WHAT TO WORK ON — What is the number of lines in the data that include the string "title"? Give it by itself.

——

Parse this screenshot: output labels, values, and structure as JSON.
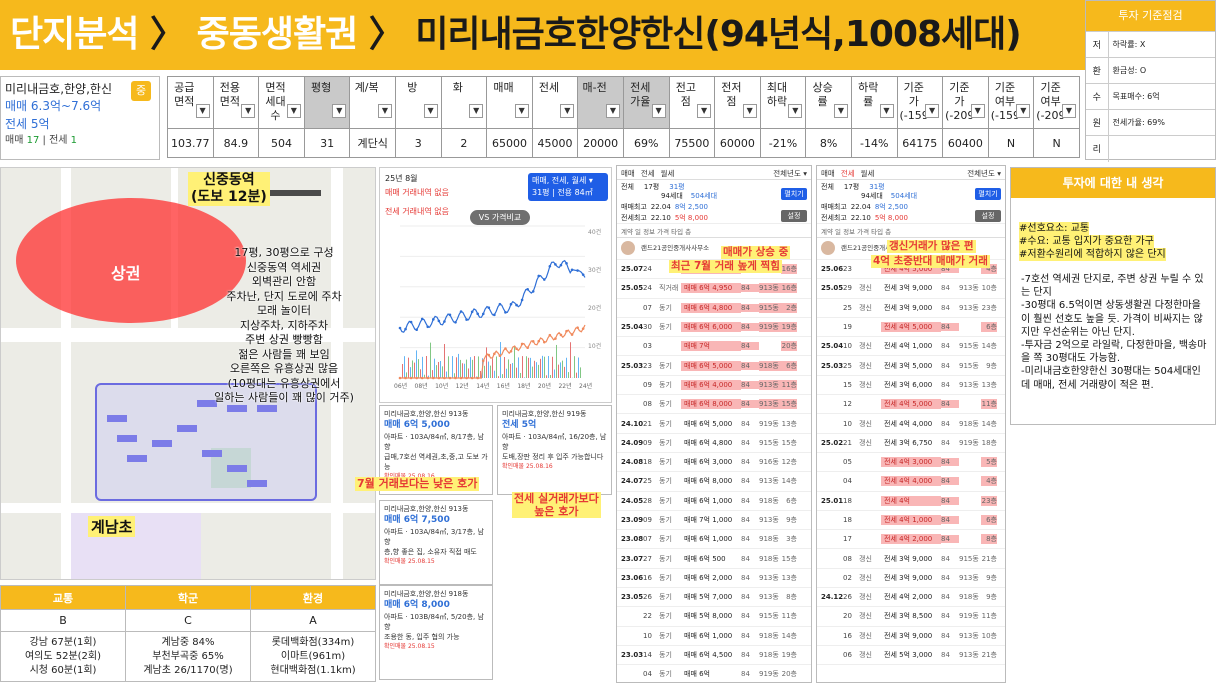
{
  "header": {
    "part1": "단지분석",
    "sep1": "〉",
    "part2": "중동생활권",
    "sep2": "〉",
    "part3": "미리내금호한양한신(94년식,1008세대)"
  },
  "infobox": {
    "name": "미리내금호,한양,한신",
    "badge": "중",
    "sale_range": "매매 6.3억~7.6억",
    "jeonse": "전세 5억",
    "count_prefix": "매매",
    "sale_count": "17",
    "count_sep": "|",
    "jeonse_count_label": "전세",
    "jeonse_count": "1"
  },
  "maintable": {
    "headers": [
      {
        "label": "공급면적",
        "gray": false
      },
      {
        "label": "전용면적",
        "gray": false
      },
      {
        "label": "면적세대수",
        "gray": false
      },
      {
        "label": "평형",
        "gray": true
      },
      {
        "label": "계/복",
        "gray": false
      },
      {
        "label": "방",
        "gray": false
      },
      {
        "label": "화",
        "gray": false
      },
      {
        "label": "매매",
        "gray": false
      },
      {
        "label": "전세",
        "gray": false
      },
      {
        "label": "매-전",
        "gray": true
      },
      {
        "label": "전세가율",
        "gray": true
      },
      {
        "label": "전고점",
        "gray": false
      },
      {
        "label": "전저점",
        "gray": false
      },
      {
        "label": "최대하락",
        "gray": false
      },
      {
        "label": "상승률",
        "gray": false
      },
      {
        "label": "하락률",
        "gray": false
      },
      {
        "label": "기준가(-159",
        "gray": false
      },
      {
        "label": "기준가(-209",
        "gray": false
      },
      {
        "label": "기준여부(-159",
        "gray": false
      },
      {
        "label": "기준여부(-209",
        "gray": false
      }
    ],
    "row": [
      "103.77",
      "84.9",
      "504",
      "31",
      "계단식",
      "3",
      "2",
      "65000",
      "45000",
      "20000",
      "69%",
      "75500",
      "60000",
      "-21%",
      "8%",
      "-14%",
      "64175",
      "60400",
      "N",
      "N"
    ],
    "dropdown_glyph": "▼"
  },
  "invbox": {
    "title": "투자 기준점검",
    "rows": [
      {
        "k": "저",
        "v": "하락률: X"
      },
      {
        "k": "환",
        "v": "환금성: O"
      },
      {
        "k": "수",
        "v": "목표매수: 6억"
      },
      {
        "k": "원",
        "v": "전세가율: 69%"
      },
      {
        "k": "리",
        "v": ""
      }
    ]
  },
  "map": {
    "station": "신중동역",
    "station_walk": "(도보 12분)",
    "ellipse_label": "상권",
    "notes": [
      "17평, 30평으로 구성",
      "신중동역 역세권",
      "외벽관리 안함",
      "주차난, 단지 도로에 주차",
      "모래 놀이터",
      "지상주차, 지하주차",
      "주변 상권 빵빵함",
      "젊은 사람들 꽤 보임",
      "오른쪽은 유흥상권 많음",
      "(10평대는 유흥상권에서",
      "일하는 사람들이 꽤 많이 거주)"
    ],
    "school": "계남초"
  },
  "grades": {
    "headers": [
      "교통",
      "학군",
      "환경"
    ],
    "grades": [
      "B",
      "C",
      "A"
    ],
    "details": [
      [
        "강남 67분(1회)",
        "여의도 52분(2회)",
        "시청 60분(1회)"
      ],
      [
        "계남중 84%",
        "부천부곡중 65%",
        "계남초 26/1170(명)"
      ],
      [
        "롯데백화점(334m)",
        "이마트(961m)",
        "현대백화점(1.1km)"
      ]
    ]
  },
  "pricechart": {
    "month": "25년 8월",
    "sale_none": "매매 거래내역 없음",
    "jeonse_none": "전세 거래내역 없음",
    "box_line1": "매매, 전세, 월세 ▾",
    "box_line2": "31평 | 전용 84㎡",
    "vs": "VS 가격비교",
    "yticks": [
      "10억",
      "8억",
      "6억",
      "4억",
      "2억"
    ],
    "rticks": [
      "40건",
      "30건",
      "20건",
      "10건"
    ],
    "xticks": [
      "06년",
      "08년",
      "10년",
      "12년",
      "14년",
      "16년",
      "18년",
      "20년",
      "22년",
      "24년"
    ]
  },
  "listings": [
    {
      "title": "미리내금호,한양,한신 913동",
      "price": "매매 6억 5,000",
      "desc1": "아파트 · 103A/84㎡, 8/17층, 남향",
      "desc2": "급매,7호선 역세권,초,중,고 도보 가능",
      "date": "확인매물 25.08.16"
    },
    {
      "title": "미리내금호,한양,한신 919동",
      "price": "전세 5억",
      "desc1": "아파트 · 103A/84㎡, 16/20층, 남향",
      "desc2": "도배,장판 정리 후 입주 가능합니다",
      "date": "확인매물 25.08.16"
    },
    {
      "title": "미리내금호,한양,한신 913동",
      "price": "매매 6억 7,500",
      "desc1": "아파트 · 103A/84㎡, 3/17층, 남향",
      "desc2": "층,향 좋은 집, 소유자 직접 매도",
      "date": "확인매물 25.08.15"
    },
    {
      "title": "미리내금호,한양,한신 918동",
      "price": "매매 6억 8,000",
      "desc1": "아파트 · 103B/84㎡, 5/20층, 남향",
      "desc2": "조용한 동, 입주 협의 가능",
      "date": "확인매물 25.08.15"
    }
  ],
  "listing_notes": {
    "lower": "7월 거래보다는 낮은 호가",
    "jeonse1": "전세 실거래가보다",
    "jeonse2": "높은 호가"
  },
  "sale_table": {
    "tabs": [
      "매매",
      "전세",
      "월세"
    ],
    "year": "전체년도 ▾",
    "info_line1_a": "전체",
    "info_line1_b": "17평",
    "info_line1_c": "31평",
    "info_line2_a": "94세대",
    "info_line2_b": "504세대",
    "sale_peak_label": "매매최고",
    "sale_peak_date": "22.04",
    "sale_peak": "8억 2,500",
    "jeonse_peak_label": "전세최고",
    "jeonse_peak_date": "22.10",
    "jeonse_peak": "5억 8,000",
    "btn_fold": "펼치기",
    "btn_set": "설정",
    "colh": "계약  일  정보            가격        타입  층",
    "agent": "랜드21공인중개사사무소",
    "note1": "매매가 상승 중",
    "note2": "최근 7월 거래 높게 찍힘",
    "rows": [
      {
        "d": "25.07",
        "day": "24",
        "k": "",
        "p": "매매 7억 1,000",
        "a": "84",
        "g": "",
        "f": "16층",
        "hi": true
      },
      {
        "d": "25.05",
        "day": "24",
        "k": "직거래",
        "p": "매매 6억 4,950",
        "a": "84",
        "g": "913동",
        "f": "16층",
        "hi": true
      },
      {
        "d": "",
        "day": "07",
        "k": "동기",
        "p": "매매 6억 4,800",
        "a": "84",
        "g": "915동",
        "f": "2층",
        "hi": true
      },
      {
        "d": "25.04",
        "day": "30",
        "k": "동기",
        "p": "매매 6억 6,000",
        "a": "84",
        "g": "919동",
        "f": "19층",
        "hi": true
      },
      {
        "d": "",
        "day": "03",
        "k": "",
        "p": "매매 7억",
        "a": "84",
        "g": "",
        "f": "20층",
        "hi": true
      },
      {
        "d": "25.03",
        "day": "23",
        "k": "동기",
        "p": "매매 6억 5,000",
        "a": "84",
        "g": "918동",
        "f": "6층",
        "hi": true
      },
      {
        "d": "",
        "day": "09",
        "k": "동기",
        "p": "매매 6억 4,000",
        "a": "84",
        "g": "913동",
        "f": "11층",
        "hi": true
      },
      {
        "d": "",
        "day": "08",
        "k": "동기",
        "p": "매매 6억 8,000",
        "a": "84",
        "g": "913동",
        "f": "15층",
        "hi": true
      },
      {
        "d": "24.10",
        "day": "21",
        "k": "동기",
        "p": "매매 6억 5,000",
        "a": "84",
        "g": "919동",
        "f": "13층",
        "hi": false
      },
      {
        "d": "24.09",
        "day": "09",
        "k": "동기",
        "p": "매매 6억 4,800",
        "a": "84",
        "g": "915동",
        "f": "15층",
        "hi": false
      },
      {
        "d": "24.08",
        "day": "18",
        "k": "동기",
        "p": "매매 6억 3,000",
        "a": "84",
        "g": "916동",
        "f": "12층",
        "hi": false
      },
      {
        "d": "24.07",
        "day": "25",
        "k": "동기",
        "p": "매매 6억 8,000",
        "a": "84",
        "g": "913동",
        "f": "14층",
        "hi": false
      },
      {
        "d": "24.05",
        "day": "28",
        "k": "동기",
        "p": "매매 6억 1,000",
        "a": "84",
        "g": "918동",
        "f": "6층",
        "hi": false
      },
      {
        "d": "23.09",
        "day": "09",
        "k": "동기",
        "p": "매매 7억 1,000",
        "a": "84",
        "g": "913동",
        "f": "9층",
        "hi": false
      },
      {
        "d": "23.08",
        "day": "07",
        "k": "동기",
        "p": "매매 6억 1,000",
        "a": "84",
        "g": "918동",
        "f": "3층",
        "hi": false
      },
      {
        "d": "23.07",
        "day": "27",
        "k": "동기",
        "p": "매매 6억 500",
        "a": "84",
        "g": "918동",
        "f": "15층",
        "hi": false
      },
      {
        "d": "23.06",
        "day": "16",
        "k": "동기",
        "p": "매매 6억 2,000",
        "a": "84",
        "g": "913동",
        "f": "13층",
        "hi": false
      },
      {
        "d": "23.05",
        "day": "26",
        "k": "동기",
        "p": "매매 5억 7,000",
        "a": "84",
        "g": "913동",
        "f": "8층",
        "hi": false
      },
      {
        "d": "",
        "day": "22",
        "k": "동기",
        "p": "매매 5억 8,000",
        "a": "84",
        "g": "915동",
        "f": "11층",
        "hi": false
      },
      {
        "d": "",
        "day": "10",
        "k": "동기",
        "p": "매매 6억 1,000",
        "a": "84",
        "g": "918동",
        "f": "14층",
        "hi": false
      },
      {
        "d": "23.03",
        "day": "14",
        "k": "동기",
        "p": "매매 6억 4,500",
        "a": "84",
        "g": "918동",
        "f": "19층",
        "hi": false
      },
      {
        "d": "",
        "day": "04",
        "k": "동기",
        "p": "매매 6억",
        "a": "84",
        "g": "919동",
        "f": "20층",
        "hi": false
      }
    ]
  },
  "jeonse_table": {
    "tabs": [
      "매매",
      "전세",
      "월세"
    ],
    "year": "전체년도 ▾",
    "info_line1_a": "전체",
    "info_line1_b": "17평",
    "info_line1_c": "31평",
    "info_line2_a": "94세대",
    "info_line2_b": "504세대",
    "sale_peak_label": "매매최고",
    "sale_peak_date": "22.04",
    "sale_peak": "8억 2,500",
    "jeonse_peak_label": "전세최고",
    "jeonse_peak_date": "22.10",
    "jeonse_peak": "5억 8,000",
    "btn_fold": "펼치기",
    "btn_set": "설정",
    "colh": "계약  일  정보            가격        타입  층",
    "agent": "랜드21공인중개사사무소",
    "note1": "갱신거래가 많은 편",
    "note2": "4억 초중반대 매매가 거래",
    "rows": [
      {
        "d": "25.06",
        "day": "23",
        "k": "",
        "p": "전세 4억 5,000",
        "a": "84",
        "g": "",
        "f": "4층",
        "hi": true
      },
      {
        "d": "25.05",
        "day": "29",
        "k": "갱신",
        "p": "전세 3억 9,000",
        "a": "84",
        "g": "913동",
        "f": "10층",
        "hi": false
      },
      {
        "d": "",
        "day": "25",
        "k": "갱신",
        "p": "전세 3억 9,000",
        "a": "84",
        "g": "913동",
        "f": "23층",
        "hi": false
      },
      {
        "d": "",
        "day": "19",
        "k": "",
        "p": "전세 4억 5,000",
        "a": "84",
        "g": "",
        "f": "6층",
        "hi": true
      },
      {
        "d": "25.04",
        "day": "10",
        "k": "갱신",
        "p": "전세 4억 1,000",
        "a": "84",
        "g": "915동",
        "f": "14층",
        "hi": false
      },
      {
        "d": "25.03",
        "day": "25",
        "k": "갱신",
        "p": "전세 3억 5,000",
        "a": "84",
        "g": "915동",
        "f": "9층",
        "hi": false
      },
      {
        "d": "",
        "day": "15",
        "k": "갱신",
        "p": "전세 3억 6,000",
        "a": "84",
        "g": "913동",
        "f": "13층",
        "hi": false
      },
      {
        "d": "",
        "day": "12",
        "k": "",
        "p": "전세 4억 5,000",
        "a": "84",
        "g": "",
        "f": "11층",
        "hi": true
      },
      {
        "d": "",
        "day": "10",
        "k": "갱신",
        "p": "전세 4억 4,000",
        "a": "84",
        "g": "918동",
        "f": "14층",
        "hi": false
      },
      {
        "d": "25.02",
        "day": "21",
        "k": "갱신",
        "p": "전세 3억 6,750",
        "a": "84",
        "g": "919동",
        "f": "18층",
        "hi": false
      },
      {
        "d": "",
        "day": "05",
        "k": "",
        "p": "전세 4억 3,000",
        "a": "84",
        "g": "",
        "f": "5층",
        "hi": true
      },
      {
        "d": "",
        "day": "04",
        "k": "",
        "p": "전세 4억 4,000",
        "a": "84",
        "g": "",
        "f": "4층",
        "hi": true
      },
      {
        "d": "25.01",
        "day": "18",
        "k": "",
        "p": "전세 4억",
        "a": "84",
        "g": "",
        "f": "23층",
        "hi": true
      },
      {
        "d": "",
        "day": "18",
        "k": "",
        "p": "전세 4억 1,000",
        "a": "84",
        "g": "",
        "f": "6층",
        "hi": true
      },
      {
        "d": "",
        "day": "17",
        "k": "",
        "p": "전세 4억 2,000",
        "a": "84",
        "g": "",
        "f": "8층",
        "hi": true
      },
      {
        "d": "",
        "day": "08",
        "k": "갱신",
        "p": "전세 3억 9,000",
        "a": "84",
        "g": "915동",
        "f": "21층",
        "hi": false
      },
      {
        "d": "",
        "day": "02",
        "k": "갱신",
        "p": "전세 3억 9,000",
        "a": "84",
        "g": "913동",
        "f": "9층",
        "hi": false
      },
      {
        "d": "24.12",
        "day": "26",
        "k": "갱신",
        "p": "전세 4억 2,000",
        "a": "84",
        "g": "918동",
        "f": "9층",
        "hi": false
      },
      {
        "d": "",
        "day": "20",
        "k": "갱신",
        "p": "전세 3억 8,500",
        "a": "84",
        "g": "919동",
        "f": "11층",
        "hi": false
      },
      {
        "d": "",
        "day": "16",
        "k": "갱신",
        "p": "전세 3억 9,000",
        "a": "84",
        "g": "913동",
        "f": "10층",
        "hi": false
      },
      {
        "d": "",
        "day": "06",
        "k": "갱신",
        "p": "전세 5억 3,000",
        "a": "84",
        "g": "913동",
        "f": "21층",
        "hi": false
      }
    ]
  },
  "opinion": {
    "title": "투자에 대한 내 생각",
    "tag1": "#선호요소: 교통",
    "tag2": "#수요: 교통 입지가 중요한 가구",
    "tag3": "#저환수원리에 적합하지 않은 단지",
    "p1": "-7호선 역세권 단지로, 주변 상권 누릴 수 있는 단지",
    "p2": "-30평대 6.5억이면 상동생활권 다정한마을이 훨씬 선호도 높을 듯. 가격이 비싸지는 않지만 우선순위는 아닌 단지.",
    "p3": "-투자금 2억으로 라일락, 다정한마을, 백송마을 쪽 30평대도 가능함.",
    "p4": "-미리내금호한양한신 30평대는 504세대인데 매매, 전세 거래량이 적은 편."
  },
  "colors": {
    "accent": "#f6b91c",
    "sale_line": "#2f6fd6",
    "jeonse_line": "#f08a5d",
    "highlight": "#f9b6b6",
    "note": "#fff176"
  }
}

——

ANSWER BELOW — 6